Find Schools

Study Area & Zipcode

Fire Investigator

Find Schools Near

All About Fire Investigators

Job Description & Duties Conduct investigations to determine causes of fires and explosions.

List of Fire Investigator Job Duties

  • Photograph damage and evidence related to causes of fires or explosions to document investigation findings.
  • Package collected pieces of evidence in securely closed containers, such as bags, crates, or boxes, to protect them.
  • Coordinate efforts with other organizations, such as law enforcement agencies.
  • Swear out warrants, and arrest and process suspected arsonists.
  • Conduct internal investigation to determine negligence and violation of laws and regulations by fire department employees.
  • Subpoena and interview witnesses, property owners, and building occupants to obtain information and sworn testimony.

Fire Investigator Skills

These are the skills Fire Investigators say are the most useful in their careers:

Active Listening: Giving full attention to what other people are saying, taking time to understand the points being made, asking questions as appropriate, and not interrupting at inappropriate times.

Speaking: Talking to others to convey information effectively.

Critical Thinking: Using logic and reasoning to identify the strengths and weaknesses of alternative solutions, conclusions or approaches to problems.

Writing: Communicating effectively in writing as appropriate for the needs of the audience.

Complex Problem Solving: Identifying complex problems and reviewing related information to develop and evaluate options and implement solutions.

Reading Comprehension: Understanding written sentences and paragraphs in work related documents.

Other Fire Investigator Job Titles

  • Arson Investigator
  • Arson Division Chief
  • State Fire Marshal
  • Fire Investigation Manager
  • Investigator

What Kind of Fire Investigator Job Opportunities Are There?

In 2016, there was an estimated number of 12,300 jobs in the United States for Fire Investigator. New jobs are being produced at a rate of 7.3% which is above the national average. The Bureau of Labor Statistics predicts 900 new jobs for Fire Investigator by 2026. Due to new job openings and attrition, there will be an average of 1,400 job openings in this field each year.

Forecasted Number of Jobs for Fire Investigators in U.S.

The states with the most job growth for Fire Investigator are Idaho, Vermont, and Arkansas. Watch out if you plan on working in New Jersey, Rhode Island, or North Dakota. These states have the worst job growth for this type of profession.

Salary for a Fire Investigator

Fire Investigators make between $36,400 and $95,330 a year.

Salary Ranges for Fire Investigators
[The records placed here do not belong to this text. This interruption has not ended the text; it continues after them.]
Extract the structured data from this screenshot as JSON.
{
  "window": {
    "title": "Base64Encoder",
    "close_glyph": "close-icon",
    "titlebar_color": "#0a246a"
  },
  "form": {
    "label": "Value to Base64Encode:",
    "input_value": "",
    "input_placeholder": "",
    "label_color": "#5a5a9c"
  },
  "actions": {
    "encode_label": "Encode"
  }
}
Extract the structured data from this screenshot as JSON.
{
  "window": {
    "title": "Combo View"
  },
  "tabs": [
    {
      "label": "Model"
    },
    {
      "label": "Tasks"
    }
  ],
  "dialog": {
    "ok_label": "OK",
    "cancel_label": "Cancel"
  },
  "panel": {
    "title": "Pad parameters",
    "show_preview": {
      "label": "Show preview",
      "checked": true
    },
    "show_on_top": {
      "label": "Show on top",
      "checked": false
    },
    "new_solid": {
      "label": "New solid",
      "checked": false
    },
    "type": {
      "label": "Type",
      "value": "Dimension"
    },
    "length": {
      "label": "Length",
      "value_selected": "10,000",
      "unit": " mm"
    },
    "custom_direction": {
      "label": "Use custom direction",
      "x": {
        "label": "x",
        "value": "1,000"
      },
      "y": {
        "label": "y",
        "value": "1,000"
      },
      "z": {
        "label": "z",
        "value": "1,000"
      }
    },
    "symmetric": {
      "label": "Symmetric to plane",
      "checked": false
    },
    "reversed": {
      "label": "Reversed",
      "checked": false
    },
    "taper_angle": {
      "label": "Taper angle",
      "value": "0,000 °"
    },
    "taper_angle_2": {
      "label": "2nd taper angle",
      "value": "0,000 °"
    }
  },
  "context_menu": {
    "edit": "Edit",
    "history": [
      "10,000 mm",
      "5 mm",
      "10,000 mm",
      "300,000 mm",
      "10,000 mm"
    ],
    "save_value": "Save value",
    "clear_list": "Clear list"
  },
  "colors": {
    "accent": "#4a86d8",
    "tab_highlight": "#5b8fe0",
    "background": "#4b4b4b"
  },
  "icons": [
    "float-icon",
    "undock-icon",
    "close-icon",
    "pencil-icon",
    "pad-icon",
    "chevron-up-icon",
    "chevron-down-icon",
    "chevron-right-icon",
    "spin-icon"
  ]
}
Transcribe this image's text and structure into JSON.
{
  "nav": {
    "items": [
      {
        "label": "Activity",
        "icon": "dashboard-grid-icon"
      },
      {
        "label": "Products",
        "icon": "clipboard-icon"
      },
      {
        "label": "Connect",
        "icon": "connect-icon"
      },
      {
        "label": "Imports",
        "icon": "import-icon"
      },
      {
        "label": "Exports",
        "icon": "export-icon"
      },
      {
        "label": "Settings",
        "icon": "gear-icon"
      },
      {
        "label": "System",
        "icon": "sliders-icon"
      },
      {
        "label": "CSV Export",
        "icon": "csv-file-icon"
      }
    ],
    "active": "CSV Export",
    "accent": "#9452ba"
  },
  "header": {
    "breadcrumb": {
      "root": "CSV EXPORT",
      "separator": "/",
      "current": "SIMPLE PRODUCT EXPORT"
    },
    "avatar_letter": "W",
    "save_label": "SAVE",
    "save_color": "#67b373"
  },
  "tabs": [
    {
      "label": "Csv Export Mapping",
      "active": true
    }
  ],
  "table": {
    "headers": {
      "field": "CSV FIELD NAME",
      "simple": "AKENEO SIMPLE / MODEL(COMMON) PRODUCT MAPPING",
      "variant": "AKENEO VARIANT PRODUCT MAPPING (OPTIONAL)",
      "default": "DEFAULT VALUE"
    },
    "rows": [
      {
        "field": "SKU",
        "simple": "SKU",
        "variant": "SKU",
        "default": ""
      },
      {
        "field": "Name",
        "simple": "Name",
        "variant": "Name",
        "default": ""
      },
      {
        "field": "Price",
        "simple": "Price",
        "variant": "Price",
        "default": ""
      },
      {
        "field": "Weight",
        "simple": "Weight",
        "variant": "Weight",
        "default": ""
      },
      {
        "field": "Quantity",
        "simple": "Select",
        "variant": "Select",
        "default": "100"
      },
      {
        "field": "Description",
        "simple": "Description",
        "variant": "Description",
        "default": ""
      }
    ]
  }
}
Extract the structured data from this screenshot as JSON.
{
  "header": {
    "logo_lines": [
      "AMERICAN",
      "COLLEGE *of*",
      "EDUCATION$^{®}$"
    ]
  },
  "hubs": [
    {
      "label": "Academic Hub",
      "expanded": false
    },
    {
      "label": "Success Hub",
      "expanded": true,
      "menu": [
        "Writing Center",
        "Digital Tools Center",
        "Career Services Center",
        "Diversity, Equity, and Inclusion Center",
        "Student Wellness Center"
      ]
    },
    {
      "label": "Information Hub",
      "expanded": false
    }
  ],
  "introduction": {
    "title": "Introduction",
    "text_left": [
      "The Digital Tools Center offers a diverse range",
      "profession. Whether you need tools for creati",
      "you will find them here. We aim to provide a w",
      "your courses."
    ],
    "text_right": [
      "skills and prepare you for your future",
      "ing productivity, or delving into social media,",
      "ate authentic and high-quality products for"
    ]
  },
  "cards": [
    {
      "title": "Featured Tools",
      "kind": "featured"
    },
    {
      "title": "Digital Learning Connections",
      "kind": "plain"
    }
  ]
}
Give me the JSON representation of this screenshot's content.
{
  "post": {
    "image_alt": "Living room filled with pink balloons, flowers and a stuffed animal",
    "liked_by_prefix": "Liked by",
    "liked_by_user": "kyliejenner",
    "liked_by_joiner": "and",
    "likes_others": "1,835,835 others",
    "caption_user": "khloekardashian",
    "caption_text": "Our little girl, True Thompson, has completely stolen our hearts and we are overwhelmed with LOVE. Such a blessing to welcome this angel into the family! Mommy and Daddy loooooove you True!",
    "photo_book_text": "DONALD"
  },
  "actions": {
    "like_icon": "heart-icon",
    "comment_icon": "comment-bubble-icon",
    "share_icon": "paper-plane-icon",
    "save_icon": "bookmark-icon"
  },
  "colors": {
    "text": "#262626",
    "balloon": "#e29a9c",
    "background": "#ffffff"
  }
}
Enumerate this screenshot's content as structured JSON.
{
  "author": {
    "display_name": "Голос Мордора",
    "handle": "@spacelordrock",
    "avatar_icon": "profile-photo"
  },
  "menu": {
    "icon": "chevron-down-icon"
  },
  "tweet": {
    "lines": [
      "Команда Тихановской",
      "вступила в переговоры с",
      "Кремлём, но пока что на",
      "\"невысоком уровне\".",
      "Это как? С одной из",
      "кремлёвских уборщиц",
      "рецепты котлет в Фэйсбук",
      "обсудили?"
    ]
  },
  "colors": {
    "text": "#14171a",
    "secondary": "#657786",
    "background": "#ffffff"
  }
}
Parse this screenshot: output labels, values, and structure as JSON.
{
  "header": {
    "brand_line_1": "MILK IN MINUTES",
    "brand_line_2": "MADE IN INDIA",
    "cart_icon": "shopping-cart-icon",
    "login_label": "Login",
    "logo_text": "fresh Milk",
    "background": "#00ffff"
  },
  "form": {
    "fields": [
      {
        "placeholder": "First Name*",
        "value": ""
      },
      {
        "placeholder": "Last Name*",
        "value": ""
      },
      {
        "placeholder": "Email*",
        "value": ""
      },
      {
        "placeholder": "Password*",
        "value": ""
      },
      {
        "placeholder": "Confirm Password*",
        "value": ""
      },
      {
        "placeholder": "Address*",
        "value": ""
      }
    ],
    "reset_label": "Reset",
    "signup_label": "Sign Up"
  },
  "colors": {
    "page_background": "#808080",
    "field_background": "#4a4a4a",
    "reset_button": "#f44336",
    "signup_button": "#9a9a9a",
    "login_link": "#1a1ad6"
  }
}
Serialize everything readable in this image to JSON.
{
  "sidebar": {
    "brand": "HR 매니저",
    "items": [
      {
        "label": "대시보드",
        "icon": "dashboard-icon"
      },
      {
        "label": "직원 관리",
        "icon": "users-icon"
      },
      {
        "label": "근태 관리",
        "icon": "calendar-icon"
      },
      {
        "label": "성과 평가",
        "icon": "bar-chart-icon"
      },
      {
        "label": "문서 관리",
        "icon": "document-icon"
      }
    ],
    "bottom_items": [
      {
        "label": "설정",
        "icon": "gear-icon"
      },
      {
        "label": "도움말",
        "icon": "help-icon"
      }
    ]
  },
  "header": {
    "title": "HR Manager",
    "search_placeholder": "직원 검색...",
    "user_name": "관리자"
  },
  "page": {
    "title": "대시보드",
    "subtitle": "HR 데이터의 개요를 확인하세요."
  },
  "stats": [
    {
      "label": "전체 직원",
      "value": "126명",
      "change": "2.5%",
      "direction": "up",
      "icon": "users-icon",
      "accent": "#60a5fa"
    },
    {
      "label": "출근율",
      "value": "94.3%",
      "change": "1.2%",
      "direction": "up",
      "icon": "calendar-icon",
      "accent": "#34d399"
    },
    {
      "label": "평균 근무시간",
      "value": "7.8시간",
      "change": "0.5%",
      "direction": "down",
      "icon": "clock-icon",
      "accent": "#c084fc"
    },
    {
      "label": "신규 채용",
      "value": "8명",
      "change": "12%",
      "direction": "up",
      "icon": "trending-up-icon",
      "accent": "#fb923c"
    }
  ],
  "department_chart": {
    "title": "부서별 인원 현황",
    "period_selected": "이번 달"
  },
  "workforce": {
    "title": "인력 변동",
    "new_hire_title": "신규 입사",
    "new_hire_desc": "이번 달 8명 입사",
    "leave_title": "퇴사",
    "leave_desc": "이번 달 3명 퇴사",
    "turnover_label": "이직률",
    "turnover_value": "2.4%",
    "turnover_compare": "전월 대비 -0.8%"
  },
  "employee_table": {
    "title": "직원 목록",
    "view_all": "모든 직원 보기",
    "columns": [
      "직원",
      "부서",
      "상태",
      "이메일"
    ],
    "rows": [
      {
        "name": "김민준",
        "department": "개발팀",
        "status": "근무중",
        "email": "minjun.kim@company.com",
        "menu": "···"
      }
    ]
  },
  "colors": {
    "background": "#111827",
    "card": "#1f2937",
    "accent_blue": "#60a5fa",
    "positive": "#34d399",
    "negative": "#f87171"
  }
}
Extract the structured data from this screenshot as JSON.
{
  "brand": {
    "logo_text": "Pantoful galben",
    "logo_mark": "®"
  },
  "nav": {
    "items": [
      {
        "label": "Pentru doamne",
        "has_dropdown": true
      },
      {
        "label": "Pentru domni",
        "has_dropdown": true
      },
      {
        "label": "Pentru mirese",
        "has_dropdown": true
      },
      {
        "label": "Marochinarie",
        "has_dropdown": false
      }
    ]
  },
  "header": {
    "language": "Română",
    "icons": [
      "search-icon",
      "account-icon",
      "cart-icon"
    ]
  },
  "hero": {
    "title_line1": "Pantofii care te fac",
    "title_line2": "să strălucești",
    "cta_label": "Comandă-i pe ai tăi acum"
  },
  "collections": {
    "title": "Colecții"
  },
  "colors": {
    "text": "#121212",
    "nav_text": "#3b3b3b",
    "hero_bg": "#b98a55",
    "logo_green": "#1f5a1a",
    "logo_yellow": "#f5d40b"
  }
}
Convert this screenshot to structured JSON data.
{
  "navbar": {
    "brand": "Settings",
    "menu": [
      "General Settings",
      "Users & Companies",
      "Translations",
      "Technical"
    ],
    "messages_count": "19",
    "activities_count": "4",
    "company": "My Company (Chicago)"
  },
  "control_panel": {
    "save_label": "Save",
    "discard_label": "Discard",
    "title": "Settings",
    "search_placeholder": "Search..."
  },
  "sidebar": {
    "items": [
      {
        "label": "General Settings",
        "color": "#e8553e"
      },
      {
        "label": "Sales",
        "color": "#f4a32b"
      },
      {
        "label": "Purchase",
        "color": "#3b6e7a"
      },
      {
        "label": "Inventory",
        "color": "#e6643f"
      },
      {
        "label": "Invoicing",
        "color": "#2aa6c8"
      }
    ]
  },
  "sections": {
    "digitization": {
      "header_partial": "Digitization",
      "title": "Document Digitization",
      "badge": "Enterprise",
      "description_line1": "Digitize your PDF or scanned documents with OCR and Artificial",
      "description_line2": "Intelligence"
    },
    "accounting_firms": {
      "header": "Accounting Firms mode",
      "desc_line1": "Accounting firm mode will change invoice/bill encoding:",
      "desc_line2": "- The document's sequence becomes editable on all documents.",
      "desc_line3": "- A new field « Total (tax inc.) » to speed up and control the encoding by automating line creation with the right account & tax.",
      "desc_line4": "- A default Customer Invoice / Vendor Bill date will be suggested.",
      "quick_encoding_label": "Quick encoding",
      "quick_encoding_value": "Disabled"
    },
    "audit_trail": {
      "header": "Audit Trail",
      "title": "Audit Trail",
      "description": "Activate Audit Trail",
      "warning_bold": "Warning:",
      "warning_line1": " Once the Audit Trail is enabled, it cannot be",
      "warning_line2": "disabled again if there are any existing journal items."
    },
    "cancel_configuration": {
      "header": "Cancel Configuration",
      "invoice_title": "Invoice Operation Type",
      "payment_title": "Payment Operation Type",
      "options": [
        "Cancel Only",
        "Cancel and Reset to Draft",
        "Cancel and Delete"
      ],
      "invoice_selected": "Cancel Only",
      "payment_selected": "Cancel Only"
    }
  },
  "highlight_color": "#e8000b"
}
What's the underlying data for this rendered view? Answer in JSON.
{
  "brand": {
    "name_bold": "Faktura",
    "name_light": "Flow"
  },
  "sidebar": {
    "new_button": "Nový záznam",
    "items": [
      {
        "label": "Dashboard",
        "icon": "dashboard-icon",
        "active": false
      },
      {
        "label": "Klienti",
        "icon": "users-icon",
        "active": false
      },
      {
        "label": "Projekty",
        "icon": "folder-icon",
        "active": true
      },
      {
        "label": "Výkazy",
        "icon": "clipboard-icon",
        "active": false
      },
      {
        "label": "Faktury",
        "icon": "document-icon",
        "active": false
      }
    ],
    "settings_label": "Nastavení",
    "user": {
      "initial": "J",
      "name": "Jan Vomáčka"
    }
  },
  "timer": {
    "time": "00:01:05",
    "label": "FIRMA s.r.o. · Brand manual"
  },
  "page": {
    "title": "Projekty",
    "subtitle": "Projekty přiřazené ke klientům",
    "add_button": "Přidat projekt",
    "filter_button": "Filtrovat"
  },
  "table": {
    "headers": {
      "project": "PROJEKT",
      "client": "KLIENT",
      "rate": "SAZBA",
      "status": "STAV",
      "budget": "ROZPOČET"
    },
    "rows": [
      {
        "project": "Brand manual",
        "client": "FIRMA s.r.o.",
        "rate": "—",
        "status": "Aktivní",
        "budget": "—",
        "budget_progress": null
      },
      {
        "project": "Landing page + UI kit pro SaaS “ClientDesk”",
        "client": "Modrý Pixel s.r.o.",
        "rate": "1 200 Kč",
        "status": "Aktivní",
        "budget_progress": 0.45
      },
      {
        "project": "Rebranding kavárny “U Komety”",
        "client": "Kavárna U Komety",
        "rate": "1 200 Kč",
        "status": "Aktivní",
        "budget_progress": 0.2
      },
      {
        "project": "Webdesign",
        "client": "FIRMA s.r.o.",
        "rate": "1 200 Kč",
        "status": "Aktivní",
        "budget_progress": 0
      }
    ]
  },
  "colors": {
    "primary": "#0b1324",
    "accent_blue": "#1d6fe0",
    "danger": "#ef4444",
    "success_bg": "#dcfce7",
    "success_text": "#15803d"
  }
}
Fire Investigators who work in California, Oregon, or District of Columbia, make the highest salaries.

Below is a list of the median annual salaries for Fire Investigators in different U.S. states.

State Annual Mean Salary
Alabama $68,630
Arizona $64,190
Arkansas $44,310
California $103,830
Colorado $74,790
Connecticut $74,280
Delaware $58,820
District of Columbia $75,800
Florida $63,040
Georgia $52,010
Illinois $64,760
Indiana $53,670
Iowa $64,680
Kansas $53,210
Kentucky $43,640
Louisiana $50,990
Maine $54,600
Maryland $64,490
Massachusetts $66,710
Michigan $59,740
Minnesota $68,210
Missouri $44,930
New Hampshire $62,700
New Jersey $55,890
New Mexico $52,010
New York $66,580
North Carolina $52,760
North Dakota $61,850
Ohio $66,650
Oklahoma $68,080
Oregon $89,860
Pennsylvania $56,890
Rhode Island $56,130
South Carolina $53,680
Tennessee $62,660
Texas $63,540
Utah $58,000
Vermont $58,790
Virginia $55,540
Washington $81,430
West Virginia $47,190
Wisconsin $57,460

What Tools do Fire Investigators Use?

Although they’re not necessarily needed for all jobs, the following technologies are used by many Fire Investigators:

  • Microsoft Excel
  • Microsoft Word
  • Web browser software
  • Microsoft Access
  • Email software

How do I Become a Fire Investigator?

Education needed to be a Fire Investigator:

Fire Investigator Degree Level

How many years of work experience do I need?

Fire Investigator Work Experience

Fire Investigators Sector

Fire Investigator Sectors

The table below shows some of the most common industries where those employed in this career field work.

Fire Investigator Industries


Image Credit: Airman 1st Class Sergio A. Gamboa via Public domain

More about our data sources and methodologies.

Featured Emergency and Fire Management Schools

Find Schools Near You

Our free school finder matches students with accredited colleges across the U.S.